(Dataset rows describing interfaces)

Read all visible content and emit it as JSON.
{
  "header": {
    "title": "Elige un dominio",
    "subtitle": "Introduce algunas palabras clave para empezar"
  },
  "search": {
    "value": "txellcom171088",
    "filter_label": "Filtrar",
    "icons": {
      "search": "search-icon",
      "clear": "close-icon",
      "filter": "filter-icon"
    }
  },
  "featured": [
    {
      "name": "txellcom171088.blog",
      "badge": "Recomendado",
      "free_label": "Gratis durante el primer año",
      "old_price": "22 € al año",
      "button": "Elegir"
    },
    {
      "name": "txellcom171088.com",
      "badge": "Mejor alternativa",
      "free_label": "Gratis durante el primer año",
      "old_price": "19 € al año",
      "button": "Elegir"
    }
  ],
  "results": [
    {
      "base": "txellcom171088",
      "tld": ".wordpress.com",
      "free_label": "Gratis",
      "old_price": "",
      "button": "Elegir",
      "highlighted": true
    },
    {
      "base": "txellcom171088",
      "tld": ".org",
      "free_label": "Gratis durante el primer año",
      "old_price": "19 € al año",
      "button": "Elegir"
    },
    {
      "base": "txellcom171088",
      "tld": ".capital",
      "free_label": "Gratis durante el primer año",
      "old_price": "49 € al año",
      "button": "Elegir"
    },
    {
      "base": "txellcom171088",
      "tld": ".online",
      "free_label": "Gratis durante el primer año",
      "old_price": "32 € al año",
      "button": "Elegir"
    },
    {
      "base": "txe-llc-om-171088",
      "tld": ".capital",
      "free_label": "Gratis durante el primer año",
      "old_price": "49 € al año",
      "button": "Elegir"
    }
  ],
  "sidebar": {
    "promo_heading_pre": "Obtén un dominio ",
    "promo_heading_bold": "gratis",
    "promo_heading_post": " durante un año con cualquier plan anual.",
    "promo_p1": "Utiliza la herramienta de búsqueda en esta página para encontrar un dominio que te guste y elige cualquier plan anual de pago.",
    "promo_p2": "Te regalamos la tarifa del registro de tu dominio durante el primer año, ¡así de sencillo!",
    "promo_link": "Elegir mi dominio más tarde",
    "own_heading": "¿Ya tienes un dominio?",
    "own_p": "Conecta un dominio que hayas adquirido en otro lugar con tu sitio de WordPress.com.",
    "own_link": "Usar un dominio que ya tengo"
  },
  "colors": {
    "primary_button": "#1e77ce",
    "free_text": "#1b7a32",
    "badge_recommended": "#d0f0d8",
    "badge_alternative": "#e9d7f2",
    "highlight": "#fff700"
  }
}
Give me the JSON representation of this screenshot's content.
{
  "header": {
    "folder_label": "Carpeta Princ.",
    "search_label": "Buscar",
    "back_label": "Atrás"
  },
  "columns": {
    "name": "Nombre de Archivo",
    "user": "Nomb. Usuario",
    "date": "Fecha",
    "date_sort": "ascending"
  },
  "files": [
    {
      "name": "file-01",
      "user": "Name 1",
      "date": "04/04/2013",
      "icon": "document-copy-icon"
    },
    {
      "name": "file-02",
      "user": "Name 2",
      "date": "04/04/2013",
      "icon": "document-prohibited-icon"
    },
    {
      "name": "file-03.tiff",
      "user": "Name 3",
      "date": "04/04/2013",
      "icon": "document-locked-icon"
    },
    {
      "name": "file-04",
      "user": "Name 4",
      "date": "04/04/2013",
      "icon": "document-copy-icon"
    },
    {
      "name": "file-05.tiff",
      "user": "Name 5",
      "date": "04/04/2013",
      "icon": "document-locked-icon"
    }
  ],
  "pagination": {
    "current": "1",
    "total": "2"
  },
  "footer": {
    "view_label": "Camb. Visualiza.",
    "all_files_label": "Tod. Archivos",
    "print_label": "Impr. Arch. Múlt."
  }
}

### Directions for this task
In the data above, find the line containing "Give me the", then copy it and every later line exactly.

### Response
Give me the JSON representation of this screenshot's content.
{
  "header": {
    "folder_label": "Carpeta Princ.",
    "search_label": "Buscar",
    "back_label": "Atrás"
  },
  "columns": {
    "name": "Nombre de Archivo",
    "user": "Nomb. Usuario",
    "date": "Fecha",
    "date_sort": "ascending"
  },
  "files": [
    {
      "name": "file-01",
      "user": "Name 1",
      "date": "04/04/2013",
      "icon": "document-copy-icon"
    },
    {
      "name": "file-02",
      "user": "Name 2",
      "date": "04/04/2013",
      "icon": "document-prohibited-icon"
    },
    {
      "name": "file-03.tiff",
      "user": "Name 3",
      "date": "04/04/2013",
      "icon": "document-locked-icon"
    },
    {
      "name": "file-04",
      "user": "Name 4",
      "date": "04/04/2013",
      "icon": "document-copy-icon"
    },
    {
      "name": "file-05.tiff",
      "user": "Name 5",
      "date": "04/04/2013",
      "icon": "document-locked-icon"
    }
  ],
  "pagination": {
    "current": "1",
    "total": "2"
  },
  "footer": {
    "view_label": "Camb. Visualiza.",
    "all_files_label": "Tod. Archivos",
    "print_label": "Impr. Arch. Múlt."
  }
}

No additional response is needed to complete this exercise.